Michael Li joins Texas Standard to discuss the federal court ruling in Texas on congressional districts.
Eric LeCompte, Executive Director of the religious development group Jubilee USA, releases the following statement:
“Trade is a critical component of easing poverty and promoting development. New NAFTA negotiations must ensure that protections are in place for vulnerable communities.
Four Arrested for Toppling Confederate Statue, But Zero Neo-Nazis Yet Arrested for This Brutal Beating
As communities across the United States enact or expedite plans to take down monuments revering those who advocated for white supremacy and slavery, police in Durham, North Carolina have arrested four people for their alleged roles in toppling a statue of a Confederate soldier. Meanwhile in Charlottesville, Virginia—where white supremacists and neo-Nazis violently demonstrated over the weekend—police have yet to arrest anyone for viciously beating Deandre Harris, a 20-year-old black man, even though photo and video footage of five white men assaulting Harris has been virally circulated on social media and televised news for several days.
"Trump aides: History is pounding its knuckles on the White House door and shouting that it's time to leave."
Statement by AFL-CIO President Richard Trumka on his and Thea Lee’s resignation from President Donald Trump’s American Manufacturing Council:
We cannot sit on a council for a president who tolerates bigotry and domestic terrorism. President Trump’s remarks today repudiate his forced remarks yesterday about the Ku Klux Klan and neo-Nazis. We must resign on behalf of America’s working people, who reject all notions of legitimacy of these bigoted groups.

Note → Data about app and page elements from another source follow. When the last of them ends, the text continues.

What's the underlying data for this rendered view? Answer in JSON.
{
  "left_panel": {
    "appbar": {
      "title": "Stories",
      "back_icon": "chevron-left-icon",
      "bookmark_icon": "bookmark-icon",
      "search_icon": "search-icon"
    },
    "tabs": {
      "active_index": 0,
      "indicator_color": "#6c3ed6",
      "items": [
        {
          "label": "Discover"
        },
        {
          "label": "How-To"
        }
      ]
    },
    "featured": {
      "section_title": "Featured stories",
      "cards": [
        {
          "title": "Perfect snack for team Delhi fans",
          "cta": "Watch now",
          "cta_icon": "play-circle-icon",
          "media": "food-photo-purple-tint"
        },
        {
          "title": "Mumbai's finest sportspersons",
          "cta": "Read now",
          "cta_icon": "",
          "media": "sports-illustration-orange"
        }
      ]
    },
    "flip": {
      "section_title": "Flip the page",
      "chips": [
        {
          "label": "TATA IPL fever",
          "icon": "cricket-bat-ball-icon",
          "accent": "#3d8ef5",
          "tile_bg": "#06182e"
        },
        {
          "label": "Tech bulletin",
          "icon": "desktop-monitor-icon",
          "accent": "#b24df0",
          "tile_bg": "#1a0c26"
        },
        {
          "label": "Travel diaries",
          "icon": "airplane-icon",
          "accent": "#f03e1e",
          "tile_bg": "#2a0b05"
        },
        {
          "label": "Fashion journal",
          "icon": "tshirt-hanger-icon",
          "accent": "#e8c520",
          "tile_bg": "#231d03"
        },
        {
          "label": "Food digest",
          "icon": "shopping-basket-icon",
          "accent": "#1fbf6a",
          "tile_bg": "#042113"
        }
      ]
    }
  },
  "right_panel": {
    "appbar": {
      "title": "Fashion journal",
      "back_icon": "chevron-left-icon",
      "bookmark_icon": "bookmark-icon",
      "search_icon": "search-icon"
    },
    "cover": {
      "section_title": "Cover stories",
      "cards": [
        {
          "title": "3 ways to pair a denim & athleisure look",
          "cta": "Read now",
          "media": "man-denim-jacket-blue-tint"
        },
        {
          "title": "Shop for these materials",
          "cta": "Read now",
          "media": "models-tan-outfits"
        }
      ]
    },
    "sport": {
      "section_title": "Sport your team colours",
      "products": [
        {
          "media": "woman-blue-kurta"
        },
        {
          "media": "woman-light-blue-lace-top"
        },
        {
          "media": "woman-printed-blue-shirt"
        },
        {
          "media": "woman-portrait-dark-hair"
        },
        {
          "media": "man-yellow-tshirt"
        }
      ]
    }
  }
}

It’s clear that President Trump’s manufacturing council was never an effective means for delivering real policy that lifts working families, and his remarks today were the last straw. We joined this council with the intent to be a voice for working people and real hope that it would result in positive economic policy, but it has become yet another broken promise on the president’s record. From hollow councils to bad policy and embracing bigotry, the actions of this administration have consistently failed working people.
In a combative, unprecedented, off-the-hook press conference held Tuesday afternoon in the gilded lobby of Trump Tower in New York City, President Donald Trump alluded plaintively to the “massive, self-inflicted wound on our country,” one he termed “disgraceful.” Following the weekend of horrific violence at a “Unite the Right” rally in Charlottesville, one that showcased newly emboldened hatred in the U.S.

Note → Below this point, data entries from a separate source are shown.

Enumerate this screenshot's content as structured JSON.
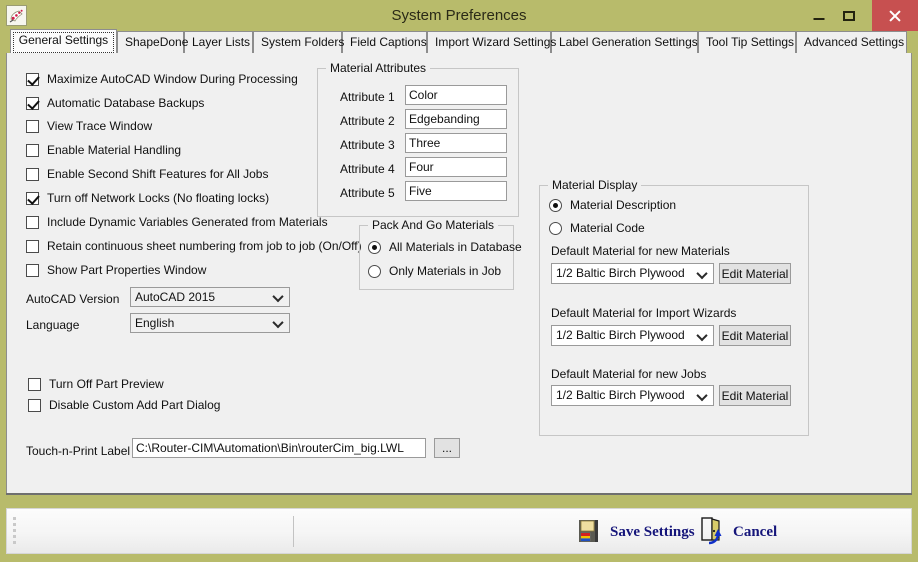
{
  "window": {
    "title": "System Preferences",
    "app_icon": "router-cim-icon",
    "controls": {
      "minimize": "minimize-icon",
      "maximize": "maximize-icon",
      "close": "close-icon"
    },
    "colors": {
      "titlebar": "#b8bb6b",
      "close_button": "#c75050",
      "content": "#f0f0f0",
      "footer_text": "#15157a"
    }
  },
  "tabs": [
    {
      "label": "General Settings",
      "selected": true
    },
    {
      "label": "ShapeDone",
      "selected": false
    },
    {
      "label": "Layer Lists",
      "selected": false
    },
    {
      "label": "System Folders",
      "selected": false
    },
    {
      "label": "Field Captions",
      "selected": false
    },
    {
      "label": "Import Wizard Settings",
      "selected": false
    },
    {
      "label": "Label Generation Settings",
      "selected": false
    },
    {
      "label": "Tool Tip Settings",
      "selected": false
    },
    {
      "label": "Advanced Settings",
      "selected": false
    }
  ],
  "general": {
    "checkboxes": [
      {
        "label": "Maximize AutoCAD Window During Processing",
        "checked": true
      },
      {
        "label": "Automatic Database Backups",
        "checked": true
      },
      {
        "label": "View Trace Window",
        "checked": false
      },
      {
        "label": "Enable Material Handling",
        "checked": false
      },
      {
        "label": "Enable Second Shift Features for All Jobs",
        "checked": false
      },
      {
        "label": "Turn off Network Locks (No floating locks)",
        "checked": true
      },
      {
        "label": "Include Dynamic Variables Generated from Materials",
        "checked": false
      },
      {
        "label": "Retain continuous sheet numbering from job to job (On/Off)",
        "checked": false
      },
      {
        "label": "Show Part Properties Window",
        "checked": false
      }
    ],
    "autocad_version": {
      "label": "AutoCAD Version",
      "value": "AutoCAD 2015"
    },
    "language": {
      "label": "Language",
      "value": "English"
    },
    "lower_checkboxes": [
      {
        "label": "Turn Off Part Preview",
        "checked": false
      },
      {
        "label": "Disable Custom Add Part Dialog",
        "checked": false
      }
    ],
    "touch_n_print": {
      "label": "Touch-n-Print Label",
      "value": "C:\\Router-CIM\\Automation\\Bin\\routerCim_big.LWL",
      "browse_label": "..."
    }
  },
  "material_attributes": {
    "title": "Material Attributes",
    "rows": [
      {
        "label": "Attribute 1",
        "value": "Color"
      },
      {
        "label": "Attribute 2",
        "value": "Edgebanding"
      },
      {
        "label": "Attribute 3",
        "value": "Three"
      },
      {
        "label": "Attribute 4",
        "value": "Four"
      },
      {
        "label": "Attribute 5",
        "value": "Five"
      }
    ]
  },
  "pack_and_go": {
    "title": "Pack And Go Materials",
    "options": [
      {
        "label": "All Materials in Database",
        "selected": true
      },
      {
        "label": "Only Materials in Job",
        "selected": false
      }
    ]
  },
  "material_display": {
    "title": "Material Display",
    "options": [
      {
        "label": "Material Description",
        "selected": true
      },
      {
        "label": "Material Code",
        "selected": false
      }
    ],
    "defaults": [
      {
        "label": "Default Material for new Materials",
        "value": "1/2 Baltic Birch Plywood",
        "button": "Edit Material"
      },
      {
        "label": "Default Material for Import Wizards",
        "value": "1/2 Baltic Birch Plywood",
        "button": "Edit Material"
      },
      {
        "label": "Default Material for new Jobs",
        "value": "1/2 Baltic Birch Plywood",
        "button": "Edit Material"
      }
    ]
  },
  "footer": {
    "save_label": "Save Settings",
    "save_icon": "floppy-disk-icon",
    "cancel_label": "Cancel",
    "cancel_icon": "exit-door-icon"
  }
}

As the formal talks to renegotiate NAFTA begin in Washington, DC this week, family farm organizations from Canada, the United States and Mexico denounce the direction of the talks. Despite repeated demands by civil society organizations in all three countries, the governments have refused to open the talks to the public or to publish proposed negotiating texts.
"I'd rather have my child, but by golly, if I gotta give her up, we're gonna make it count."
AFL-CIO President Richard Trumka issued the following statement on the fifth anniversary of the implementation of the DACA program:
The Deferred Action for Childhood Arrivals and Temporary Protected Status programs provide work authorization to more than 1 million people, preventing workplace exploitation and protecting their freedom to join together in a union. We are all stronger when working people have the status to assert their rights on the job and stand together against a rigged system to change the rules of the economy.
SEIU International President Mary Kay Henry issued the following statement in response to President Trump’s remarks doubling down on blaming “both sides” for the hatred and violence in Charlottesville:
“President Trump’s remarks yesterday were reprehensible. He doubled down on blaming ‘both sides’ for the hatred, bigotry and violence in Charlottesville instead of standing up to the white supremacists and their racist, anti-immigrant, anti-Semitic and anti-LGBTQ views, and standing up for the Americans they attacked in Charlottesville and throughout history.